How to become an electrician and electrical engineer

  • Professional requirements and licenses
  • Salaries
  • Job prospects
  • Specialization

How can you become an electrical engineer?

After completing your high school diploma/GED, you must enroll in a four-year electrical engineering program. Make sure your program is accredited by the Accreditation Board for Engineering and Technology (ABET) or a similar certifying body.

During your undergraduate degree, you will take courses in advanced mathematics, electronic circuits, electrical products, digital systems, electrical system design, distribution networks, industrial automation, control systems, and more.

You can start your career as an electrician in one of the following ways:

Enroll in a trade school electrician training program:

Apply for an on-the-job apprenticeship through a trade union such as the Joint Apprenticeships and Training Committee (JATC)

Apply for electrical apprenticeships with independent electrical contractors:

Each electrician training program includes theoretical lectures, laboratory hours, and on-the-job training. However, unlike degree programs, practical training forms a significant part of your learning. A typical program may include about 1,000 hours in the classroom and 9,000 hours of on-site work.

Once you’ve completed your training, you can apply for an electrician’s license. As an entry-level employee, you’ll be able to help with any project, but you won’t be able to train apprentices, lead a team, or ask for permission.

Professional requirements and licenses:

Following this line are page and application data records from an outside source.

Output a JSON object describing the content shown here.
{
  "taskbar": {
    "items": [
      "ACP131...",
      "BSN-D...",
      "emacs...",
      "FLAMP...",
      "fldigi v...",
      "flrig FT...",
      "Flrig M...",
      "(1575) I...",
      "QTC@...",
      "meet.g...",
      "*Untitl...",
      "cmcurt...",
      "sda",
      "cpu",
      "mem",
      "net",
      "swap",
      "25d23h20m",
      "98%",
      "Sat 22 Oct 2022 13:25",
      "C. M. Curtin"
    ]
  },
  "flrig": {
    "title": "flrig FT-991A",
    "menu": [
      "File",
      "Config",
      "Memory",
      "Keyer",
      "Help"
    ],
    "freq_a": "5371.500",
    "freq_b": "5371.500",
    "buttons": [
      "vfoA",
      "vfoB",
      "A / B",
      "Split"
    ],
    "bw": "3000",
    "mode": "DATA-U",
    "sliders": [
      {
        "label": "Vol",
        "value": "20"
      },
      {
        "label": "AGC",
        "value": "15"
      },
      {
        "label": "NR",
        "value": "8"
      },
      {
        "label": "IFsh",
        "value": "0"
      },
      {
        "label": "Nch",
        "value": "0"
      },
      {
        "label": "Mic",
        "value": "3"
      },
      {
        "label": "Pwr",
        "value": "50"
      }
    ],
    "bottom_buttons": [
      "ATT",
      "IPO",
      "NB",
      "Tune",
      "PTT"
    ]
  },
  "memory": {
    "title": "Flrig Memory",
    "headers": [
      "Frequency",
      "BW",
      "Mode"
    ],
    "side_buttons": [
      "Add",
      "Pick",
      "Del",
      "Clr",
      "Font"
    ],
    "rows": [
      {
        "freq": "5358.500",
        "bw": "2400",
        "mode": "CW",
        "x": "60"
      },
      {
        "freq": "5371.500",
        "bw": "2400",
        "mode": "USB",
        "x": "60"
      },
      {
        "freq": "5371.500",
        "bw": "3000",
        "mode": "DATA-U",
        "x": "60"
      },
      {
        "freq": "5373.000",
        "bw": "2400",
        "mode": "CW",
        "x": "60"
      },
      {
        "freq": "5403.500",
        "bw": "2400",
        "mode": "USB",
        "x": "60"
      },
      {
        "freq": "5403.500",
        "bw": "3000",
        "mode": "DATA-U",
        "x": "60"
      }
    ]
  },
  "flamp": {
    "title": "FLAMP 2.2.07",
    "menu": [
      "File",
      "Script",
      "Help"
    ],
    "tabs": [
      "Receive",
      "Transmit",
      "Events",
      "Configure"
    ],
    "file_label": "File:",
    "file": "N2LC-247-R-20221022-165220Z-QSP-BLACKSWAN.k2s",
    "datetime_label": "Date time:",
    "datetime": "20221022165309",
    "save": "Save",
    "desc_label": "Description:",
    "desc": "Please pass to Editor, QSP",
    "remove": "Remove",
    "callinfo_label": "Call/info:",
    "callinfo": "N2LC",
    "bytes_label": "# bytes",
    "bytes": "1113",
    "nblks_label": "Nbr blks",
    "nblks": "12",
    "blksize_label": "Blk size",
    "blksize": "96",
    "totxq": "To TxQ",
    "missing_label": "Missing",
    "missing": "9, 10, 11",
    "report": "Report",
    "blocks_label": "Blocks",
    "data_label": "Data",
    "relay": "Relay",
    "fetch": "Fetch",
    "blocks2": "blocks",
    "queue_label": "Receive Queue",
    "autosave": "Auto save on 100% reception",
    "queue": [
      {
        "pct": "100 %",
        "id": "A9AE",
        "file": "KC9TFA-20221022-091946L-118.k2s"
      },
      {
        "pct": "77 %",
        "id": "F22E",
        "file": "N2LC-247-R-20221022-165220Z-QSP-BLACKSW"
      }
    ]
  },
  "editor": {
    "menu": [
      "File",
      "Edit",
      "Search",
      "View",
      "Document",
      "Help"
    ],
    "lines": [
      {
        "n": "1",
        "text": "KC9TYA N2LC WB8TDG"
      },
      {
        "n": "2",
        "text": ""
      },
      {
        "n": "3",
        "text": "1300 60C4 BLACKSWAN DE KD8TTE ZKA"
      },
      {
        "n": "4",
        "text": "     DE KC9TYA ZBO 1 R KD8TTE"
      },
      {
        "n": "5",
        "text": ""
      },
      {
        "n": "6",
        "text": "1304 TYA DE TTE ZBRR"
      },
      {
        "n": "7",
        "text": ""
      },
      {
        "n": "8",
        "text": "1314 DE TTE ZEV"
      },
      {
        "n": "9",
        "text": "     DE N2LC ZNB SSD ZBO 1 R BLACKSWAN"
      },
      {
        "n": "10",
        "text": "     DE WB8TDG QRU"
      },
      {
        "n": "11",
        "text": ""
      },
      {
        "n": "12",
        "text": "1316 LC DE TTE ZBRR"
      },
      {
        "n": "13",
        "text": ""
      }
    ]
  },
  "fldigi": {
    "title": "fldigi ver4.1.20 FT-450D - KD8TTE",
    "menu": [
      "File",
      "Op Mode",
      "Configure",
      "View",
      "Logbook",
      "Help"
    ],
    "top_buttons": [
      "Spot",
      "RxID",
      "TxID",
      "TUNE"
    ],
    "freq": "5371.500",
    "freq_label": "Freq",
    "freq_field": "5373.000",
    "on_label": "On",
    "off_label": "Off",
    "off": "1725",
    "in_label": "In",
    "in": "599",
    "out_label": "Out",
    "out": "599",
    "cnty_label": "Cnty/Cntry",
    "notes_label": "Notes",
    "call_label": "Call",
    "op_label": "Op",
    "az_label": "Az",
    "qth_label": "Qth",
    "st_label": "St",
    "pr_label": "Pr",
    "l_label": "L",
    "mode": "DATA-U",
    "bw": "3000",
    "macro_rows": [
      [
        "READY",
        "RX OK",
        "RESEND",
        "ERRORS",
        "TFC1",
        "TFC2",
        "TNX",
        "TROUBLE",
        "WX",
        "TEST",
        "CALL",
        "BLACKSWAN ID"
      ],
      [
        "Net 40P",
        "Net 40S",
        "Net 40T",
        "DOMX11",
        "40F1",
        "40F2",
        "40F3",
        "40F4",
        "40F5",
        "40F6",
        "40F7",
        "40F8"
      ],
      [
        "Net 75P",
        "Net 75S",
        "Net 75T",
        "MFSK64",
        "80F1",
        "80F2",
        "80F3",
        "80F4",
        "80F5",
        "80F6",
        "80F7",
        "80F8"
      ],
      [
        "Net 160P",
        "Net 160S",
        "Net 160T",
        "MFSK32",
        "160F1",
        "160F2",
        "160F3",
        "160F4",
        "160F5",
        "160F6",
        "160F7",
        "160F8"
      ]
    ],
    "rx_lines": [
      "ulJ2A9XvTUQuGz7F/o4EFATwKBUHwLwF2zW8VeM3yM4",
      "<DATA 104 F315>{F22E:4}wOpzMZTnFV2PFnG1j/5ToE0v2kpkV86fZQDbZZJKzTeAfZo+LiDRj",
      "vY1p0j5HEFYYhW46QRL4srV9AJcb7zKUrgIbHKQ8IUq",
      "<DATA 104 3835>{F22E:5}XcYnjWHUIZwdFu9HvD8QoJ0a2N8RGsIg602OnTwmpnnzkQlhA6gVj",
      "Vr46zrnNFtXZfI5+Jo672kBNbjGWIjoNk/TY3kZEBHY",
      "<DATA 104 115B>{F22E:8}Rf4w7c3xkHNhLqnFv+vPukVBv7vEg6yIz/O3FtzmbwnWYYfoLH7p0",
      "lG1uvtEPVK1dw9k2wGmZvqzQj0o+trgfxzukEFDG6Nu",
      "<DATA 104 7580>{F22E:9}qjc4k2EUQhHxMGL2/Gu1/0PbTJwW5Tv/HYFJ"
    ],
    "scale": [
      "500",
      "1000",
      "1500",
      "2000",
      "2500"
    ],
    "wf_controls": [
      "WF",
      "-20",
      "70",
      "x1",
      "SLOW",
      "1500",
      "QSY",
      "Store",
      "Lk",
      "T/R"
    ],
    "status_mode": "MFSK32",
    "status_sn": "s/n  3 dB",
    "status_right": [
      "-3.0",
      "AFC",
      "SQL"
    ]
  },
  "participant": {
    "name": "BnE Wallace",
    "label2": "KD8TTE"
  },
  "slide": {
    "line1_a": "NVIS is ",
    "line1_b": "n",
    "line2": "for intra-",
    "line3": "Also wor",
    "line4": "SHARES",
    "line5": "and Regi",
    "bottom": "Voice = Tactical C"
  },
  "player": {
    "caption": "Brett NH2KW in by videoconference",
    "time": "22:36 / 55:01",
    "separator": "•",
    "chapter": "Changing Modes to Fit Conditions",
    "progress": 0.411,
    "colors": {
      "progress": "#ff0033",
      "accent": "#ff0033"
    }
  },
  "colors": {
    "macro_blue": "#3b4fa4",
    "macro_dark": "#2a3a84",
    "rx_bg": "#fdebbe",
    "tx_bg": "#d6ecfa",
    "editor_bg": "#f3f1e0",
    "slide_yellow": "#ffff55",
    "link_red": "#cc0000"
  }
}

Electrical engineers looking to enter the workforce after earning a bachelor’s degree must first pass the Fundamentals of Engineering exam to become engineers-in-training. With four years of work experience, you can apply for the Professional Engineer exam to become fully qualified to perform any role. If you are interested in teaching or research, a master’s degree in electrical engineering will help you take things further.

Similarly, most states require you to pass a certification exam after training to become a licensed electrician or journeyman. The National Electrical Contractors Association certification test is one of the certification exams that most states accept. Electricians must answer questions related to the National Electrical Code, building regulations, and safe electrical equipment and wiring installation.

After two years of experience as a journeyman, you can apply for a master electrician certification. With Master Electrician status, you can progress to higher roles in your field. You can then take on apprentices, apply for permits and lead teams of junior electricians.

Add a Comment

Your email address will not be published. Required fields are marked *